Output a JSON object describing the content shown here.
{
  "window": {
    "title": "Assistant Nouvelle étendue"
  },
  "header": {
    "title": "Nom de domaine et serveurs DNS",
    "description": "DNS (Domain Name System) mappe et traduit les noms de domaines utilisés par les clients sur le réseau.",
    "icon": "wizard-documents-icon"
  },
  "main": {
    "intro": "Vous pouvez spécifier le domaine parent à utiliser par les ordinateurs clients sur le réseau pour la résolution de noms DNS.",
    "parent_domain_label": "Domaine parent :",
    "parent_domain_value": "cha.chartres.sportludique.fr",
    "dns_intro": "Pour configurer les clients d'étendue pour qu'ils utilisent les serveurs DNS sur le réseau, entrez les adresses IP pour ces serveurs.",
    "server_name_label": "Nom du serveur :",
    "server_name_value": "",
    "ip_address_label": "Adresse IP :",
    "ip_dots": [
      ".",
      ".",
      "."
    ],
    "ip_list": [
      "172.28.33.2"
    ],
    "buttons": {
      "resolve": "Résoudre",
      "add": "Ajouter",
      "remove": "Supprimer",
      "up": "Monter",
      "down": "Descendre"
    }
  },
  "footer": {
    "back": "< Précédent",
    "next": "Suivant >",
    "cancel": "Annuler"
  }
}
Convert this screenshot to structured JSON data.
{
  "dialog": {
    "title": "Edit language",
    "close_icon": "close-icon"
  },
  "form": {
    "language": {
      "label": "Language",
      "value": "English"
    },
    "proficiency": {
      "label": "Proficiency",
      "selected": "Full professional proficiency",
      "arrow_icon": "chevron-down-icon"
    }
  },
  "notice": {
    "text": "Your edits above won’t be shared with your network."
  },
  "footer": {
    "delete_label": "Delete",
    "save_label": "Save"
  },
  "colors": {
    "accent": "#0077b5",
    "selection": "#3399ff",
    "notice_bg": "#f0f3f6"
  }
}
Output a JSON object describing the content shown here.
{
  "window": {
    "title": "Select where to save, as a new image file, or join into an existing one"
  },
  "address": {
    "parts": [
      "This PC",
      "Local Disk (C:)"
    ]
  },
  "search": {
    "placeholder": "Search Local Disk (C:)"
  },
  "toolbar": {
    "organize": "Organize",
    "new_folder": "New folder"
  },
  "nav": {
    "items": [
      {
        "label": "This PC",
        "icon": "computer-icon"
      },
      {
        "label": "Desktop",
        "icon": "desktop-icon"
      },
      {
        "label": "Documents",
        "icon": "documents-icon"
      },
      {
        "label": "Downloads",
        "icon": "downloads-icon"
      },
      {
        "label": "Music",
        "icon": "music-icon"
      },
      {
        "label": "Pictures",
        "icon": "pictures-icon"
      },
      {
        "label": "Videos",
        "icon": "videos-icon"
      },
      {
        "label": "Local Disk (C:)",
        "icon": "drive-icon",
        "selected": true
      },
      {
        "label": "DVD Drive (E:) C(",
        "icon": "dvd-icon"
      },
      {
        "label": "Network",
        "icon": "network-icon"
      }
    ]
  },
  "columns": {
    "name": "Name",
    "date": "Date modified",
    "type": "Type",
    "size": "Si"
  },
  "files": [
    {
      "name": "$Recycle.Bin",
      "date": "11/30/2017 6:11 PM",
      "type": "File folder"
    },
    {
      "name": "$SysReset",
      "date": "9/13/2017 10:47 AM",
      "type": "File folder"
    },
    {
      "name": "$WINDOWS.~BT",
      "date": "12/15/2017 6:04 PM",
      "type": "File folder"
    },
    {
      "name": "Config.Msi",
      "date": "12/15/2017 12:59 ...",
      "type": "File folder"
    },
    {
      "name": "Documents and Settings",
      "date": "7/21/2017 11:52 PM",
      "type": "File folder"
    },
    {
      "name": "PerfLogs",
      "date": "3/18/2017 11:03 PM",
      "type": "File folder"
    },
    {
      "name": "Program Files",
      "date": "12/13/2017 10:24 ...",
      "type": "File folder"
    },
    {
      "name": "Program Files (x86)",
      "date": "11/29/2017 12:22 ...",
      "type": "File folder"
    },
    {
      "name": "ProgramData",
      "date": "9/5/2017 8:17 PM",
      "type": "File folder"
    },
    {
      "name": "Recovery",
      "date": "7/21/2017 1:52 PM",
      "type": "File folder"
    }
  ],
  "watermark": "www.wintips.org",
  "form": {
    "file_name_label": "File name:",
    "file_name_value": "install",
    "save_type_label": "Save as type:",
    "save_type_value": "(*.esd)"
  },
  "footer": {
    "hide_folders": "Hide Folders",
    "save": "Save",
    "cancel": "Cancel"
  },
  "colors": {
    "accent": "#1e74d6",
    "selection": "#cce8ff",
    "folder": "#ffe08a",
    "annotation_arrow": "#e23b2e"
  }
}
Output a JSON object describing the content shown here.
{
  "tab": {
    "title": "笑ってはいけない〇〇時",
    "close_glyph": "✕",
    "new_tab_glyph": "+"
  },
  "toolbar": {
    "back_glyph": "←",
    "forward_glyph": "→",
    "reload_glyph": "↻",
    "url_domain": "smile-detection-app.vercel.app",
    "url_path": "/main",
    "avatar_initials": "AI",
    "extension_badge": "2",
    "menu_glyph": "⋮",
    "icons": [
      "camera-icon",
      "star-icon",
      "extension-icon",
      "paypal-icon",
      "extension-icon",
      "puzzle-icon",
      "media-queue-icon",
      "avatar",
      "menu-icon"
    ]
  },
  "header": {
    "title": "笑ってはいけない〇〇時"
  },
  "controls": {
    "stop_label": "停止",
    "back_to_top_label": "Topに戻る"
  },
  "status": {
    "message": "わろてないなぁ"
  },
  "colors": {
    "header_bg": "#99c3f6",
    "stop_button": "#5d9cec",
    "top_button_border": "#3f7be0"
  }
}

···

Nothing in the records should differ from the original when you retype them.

- [RESPONSE TO THIS EXERCISE]:
Output a JSON object describing the content shown here.
{
  "window": {
    "title": "Assistant Nouvelle étendue"
  },
  "header": {
    "title": "Nom de domaine et serveurs DNS",
    "description": "DNS (Domain Name System) mappe et traduit les noms de domaines utilisés par les clients sur le réseau.",
    "icon": "wizard-documents-icon"
  },
  "main": {
    "intro": "Vous pouvez spécifier le domaine parent à utiliser par les ordinateurs clients sur le réseau pour la résolution de noms DNS.",
    "parent_domain_label": "Domaine parent :",
    "parent_domain_value": "cha.chartres.sportludique.fr",
    "dns_intro": "Pour configurer les clients d'étendue pour qu'ils utilisent les serveurs DNS sur le réseau, entrez les adresses IP pour ces serveurs.",
    "server_name_label": "Nom du serveur :",
    "server_name_value": "",
    "ip_address_label": "Adresse IP :",
    "ip_dots": [
      ".",
      ".",
      "."
    ],
    "ip_list": [
      "172.28.33.2"
    ],
    "buttons": {
      "resolve": "Résoudre",
      "add": "Ajouter",
      "remove": "Supprimer",
      "up": "Monter",
      "down": "Descendre"
    }
  },
  "footer": {
    "back": "< Précédent",
    "next": "Suivant >",
    "cancel": "Annuler"
  }
}
Convert this screenshot to structured JSON data.
{
  "dialog": {
    "title": "Edit language",
    "close_icon": "close-icon"
  },
  "form": {
    "language": {
      "label": "Language",
      "value": "English"
    },
    "proficiency": {
      "label": "Proficiency",
      "selected": "Full professional proficiency",
      "arrow_icon": "chevron-down-icon"
    }
  },
  "notice": {
    "text": "Your edits above won’t be shared with your network."
  },
  "footer": {
    "delete_label": "Delete",
    "save_label": "Save"
  },
  "colors": {
    "accent": "#0077b5",
    "selection": "#3399ff",
    "notice_bg": "#f0f3f6"
  }
}
Output a JSON object describing the content shown here.
{
  "window": {
    "title": "Select where to save, as a new image file, or join into an existing one"
  },
  "address": {
    "parts": [
      "This PC",
      "Local Disk (C:)"
    ]
  },
  "search": {
    "placeholder": "Search Local Disk (C:)"
  },
  "toolbar": {
    "organize": "Organize",
    "new_folder": "New folder"
  },
  "nav": {
    "items": [
      {
        "label": "This PC",
        "icon": "computer-icon"
      },
      {
        "label": "Desktop",
        "icon": "desktop-icon"
      },
      {
        "label": "Documents",
        "icon": "documents-icon"
      },
      {
        "label": "Downloads",
        "icon": "downloads-icon"
      },
      {
        "label": "Music",
        "icon": "music-icon"
      },
      {
        "label": "Pictures",
        "icon": "pictures-icon"
      },
      {
        "label": "Videos",
        "icon": "videos-icon"
      },
      {
        "label": "Local Disk (C:)",
        "icon": "drive-icon",
        "selected": true
      },
      {
        "label": "DVD Drive (E:) C(",
        "icon": "dvd-icon"
      },
      {
        "label": "Network",
        "icon": "network-icon"
      }
    ]
  },
  "columns": {
    "name": "Name",
    "date": "Date modified",
    "type": "Type",
    "size": "Si"
  },
  "files": [
    {
      "name": "$Recycle.Bin",
      "date": "11/30/2017 6:11 PM",
      "type": "File folder"
    },
    {
      "name": "$SysReset",
      "date": "9/13/2017 10:47 AM",
      "type": "File folder"
    },
    {
      "name": "$WINDOWS.~BT",
      "date": "12/15/2017 6:04 PM",
      "type": "File folder"
    },
    {
      "name": "Config.Msi",
      "date": "12/15/2017 12:59 ...",
      "type": "File folder"
    },
    {
      "name": "Documents and Settings",
      "date": "7/21/2017 11:52 PM",
      "type": "File folder"
    },
    {
      "name": "PerfLogs",
      "date": "3/18/2017 11:03 PM",
      "type": "File folder"
    },
    {
      "name": "Program Files",
      "date": "12/13/2017 10:24 ...",
      "type": "File folder"
    },
    {
      "name": "Program Files (x86)",
      "date": "11/29/2017 12:22 ...",
      "type": "File folder"
    },
    {
      "name": "ProgramData",
      "date": "9/5/2017 8:17 PM",
      "type": "File folder"
    },
    {
      "name": "Recovery",
      "date": "7/21/2017 1:52 PM",
      "type": "File folder"
    }
  ],
  "watermark": "www.wintips.org",
  "form": {
    "file_name_label": "File name:",
    "file_name_value": "install",
    "save_type_label": "Save as type:",
    "save_type_value": "(*.esd)"
  },
  "footer": {
    "hide_folders": "Hide Folders",
    "save": "Save",
    "cancel": "Cancel"
  },
  "colors": {
    "accent": "#1e74d6",
    "selection": "#cce8ff",
    "folder": "#ffe08a",
    "annotation_arrow": "#e23b2e"
  }
}
Output a JSON object describing the content shown here.
{
  "tab": {
    "title": "笑ってはいけない〇〇時",
    "close_glyph": "✕",
    "new_tab_glyph": "+"
  },
  "toolbar": {
    "back_glyph": "←",
    "forward_glyph": "→",
    "reload_glyph": "↻",
    "url_domain": "smile-detection-app.vercel.app",
    "url_path": "/main",
    "avatar_initials": "AI",
    "extension_badge": "2",
    "menu_glyph": "⋮",
    "icons": [
      "camera-icon",
      "star-icon",
      "extension-icon",
      "paypal-icon",
      "extension-icon",
      "puzzle-icon",
      "media-queue-icon",
      "avatar",
      "menu-icon"
    ]
  },
  "header": {
    "title": "笑ってはいけない〇〇時"
  },
  "controls": {
    "stop_label": "停止",
    "back_to_top_label": "Topに戻る"
  },
  "status": {
    "message": "わろてないなぁ"
  },
  "colors": {
    "header_bg": "#99c3f6",
    "stop_button": "#5d9cec",
    "top_button_border": "#3f7be0"
  }
}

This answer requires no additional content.